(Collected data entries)
^^^^^^^^
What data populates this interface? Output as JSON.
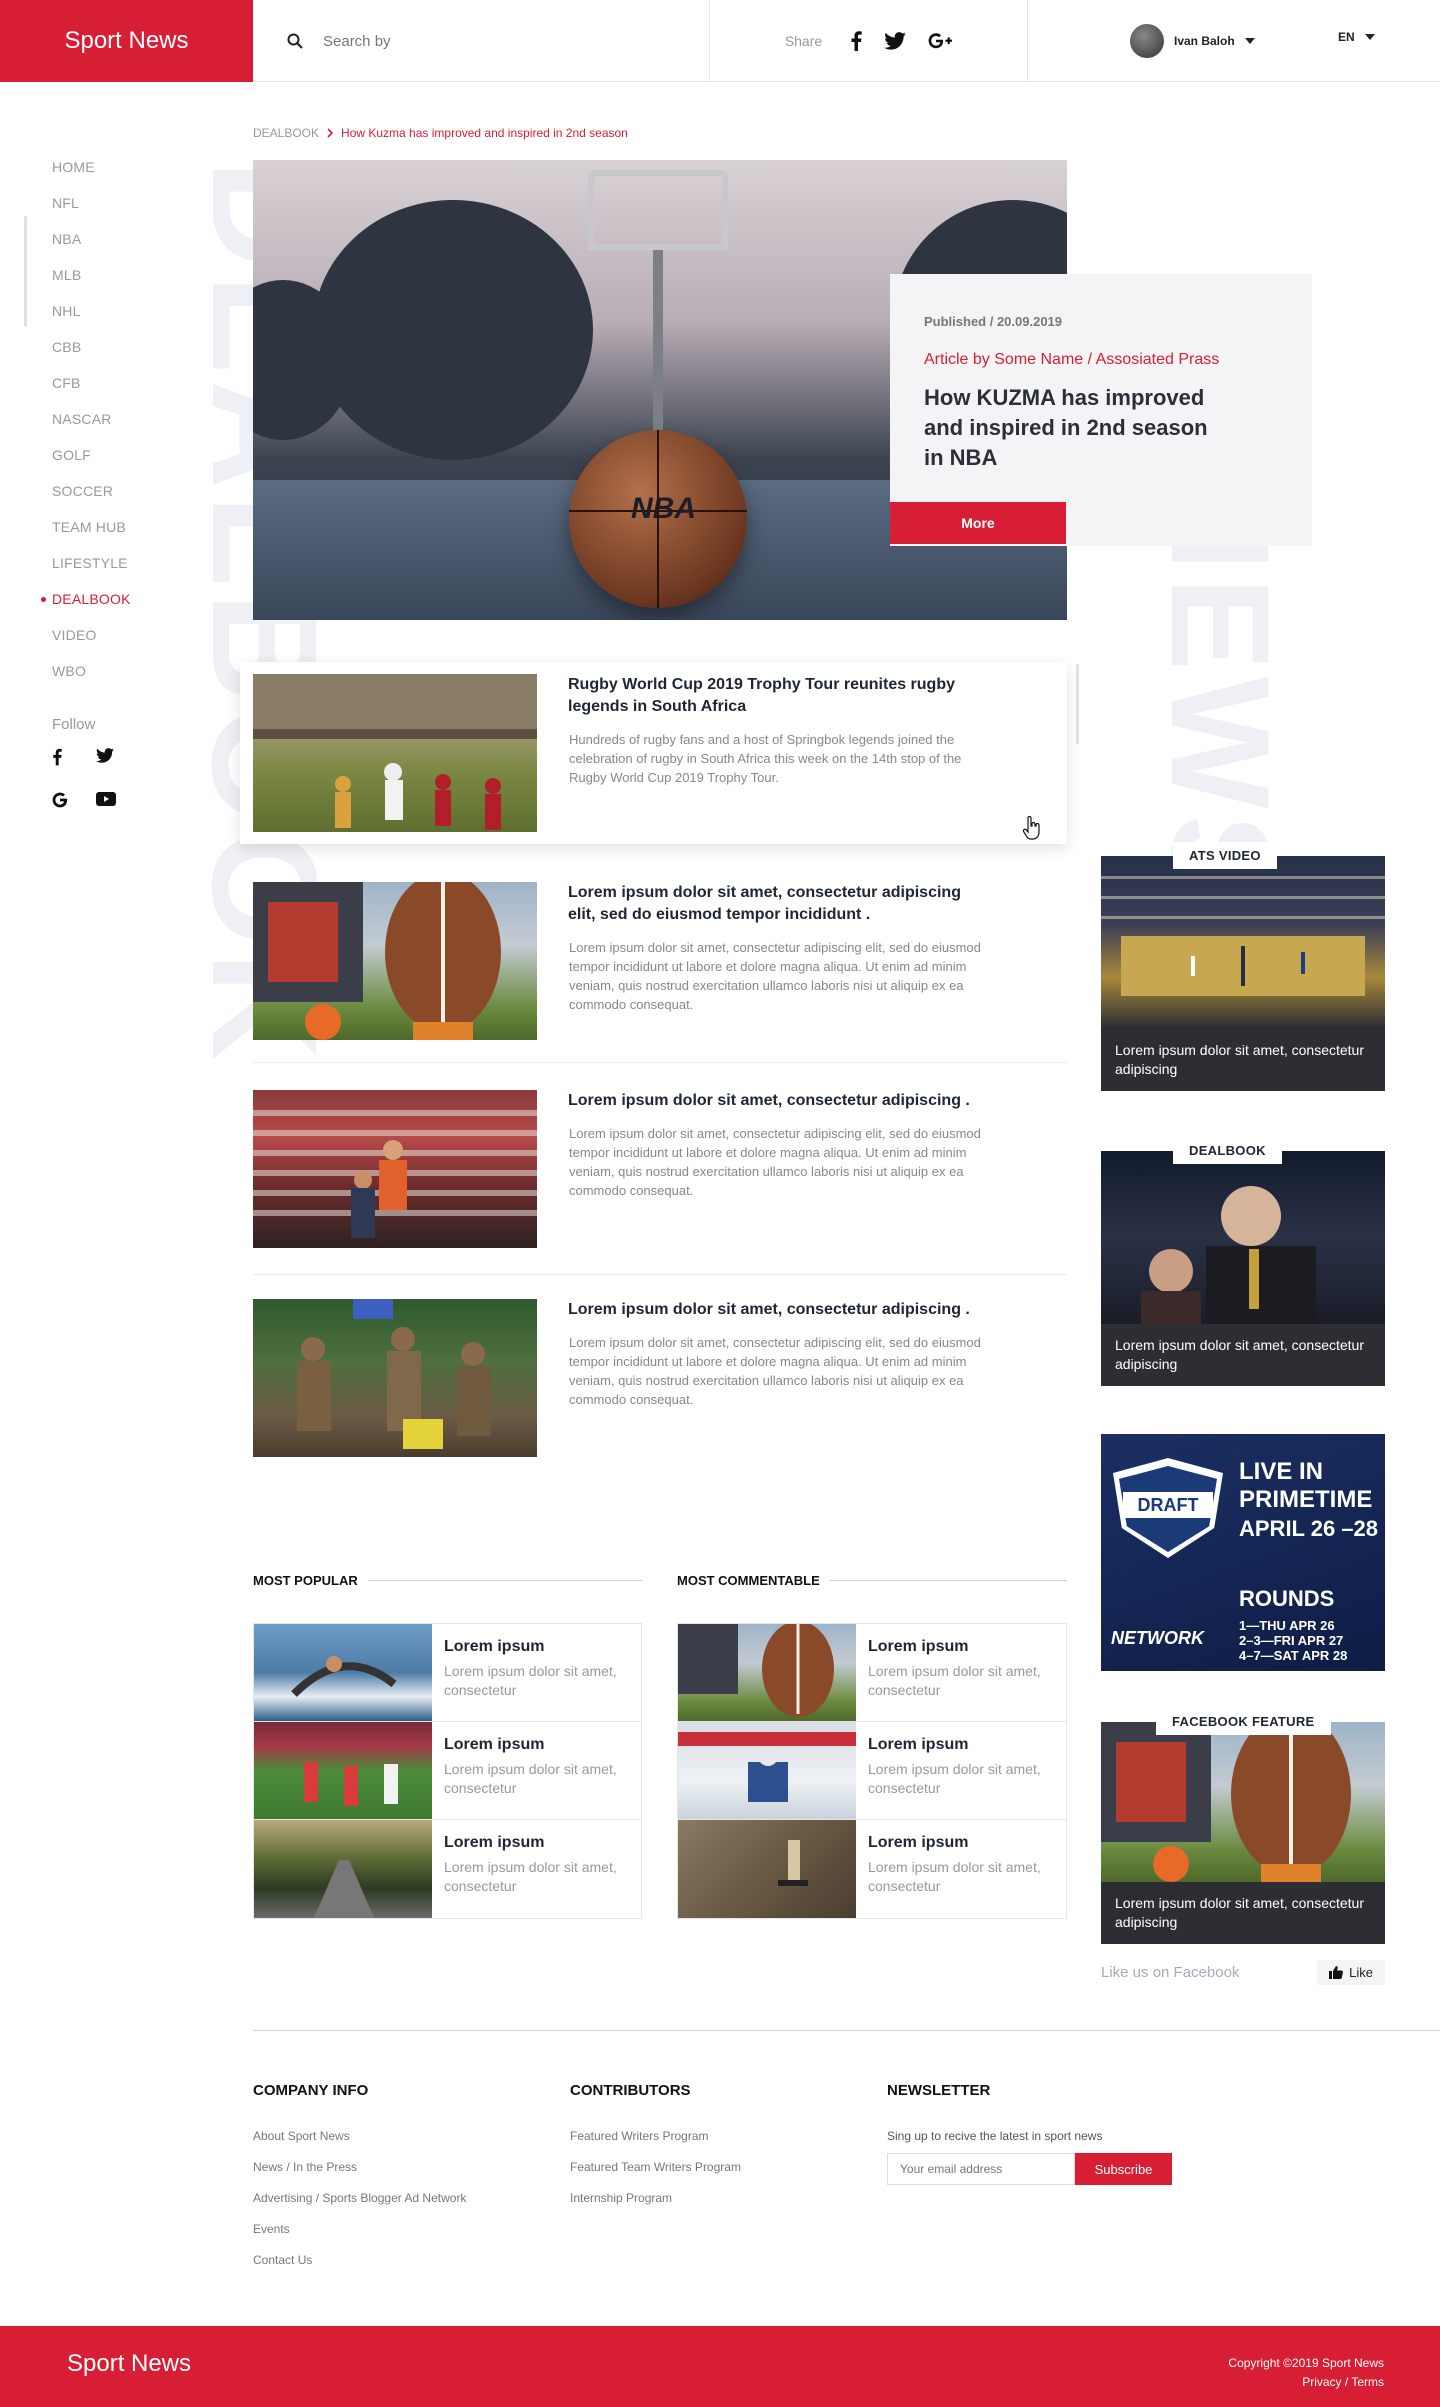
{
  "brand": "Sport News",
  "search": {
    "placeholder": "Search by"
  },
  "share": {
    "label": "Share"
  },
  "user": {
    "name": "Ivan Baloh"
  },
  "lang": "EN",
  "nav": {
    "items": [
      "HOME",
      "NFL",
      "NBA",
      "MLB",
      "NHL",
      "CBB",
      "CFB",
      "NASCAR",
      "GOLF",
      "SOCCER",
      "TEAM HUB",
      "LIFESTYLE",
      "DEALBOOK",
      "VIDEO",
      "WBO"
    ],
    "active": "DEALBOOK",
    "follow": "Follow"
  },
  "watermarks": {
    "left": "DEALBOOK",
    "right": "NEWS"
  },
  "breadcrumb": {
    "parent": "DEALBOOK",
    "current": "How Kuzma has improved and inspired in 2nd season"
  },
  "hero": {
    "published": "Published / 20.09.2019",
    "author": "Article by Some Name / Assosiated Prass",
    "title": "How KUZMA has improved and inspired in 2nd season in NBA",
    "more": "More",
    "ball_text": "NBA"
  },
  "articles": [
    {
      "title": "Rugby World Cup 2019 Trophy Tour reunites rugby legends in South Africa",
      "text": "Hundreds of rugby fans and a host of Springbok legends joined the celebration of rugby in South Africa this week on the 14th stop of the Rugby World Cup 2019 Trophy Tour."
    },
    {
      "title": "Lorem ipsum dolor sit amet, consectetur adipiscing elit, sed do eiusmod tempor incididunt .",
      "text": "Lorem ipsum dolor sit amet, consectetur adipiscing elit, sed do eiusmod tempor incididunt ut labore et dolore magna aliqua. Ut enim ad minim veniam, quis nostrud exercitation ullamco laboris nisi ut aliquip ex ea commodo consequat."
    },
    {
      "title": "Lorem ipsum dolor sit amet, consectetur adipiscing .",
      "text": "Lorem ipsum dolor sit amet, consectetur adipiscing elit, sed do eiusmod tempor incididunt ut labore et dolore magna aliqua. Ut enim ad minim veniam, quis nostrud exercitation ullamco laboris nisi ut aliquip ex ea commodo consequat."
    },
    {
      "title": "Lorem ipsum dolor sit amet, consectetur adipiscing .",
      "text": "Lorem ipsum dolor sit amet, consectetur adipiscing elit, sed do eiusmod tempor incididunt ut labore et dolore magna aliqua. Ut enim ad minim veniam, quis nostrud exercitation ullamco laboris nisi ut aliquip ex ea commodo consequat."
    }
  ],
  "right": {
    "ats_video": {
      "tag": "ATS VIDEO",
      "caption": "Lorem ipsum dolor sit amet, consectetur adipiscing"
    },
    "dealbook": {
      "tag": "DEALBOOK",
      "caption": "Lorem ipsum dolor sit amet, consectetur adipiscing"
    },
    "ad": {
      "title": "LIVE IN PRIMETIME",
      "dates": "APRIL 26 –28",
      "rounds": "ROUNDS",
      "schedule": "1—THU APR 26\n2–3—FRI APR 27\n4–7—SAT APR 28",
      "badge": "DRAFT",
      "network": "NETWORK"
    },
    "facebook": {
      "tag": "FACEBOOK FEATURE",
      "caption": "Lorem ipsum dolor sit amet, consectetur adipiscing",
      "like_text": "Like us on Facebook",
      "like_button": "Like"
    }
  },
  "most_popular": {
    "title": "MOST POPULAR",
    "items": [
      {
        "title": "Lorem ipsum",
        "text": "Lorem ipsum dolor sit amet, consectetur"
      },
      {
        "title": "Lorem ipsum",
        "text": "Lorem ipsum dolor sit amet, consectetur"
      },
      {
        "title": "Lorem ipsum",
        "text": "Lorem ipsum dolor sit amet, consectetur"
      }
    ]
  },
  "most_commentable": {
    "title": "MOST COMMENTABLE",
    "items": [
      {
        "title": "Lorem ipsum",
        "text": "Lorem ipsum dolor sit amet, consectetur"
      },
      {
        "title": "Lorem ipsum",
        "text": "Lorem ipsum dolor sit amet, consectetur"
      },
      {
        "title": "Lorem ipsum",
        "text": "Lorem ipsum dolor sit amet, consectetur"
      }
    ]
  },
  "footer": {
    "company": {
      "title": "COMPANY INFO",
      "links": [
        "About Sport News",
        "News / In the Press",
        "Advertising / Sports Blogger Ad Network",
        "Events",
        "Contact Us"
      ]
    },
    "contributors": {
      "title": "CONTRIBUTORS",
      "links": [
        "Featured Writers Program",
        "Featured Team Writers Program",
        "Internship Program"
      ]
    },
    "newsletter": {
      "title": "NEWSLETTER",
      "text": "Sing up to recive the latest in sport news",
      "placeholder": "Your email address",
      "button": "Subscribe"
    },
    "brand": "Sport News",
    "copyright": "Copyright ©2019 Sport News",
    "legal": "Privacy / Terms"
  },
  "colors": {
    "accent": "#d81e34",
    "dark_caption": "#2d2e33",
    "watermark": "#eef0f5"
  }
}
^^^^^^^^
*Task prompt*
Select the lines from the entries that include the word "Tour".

*Answer box*
      "title": "Rugby World Cup 2019 Trophy Tour reunites rugby legends in South Africa",
      "text": "Hundreds of rugby fans and a host of Springbok legends joined the celebration of rugby in South Africa this week on the 14th stop of the Rugby World Cup 2019 Trophy Tour."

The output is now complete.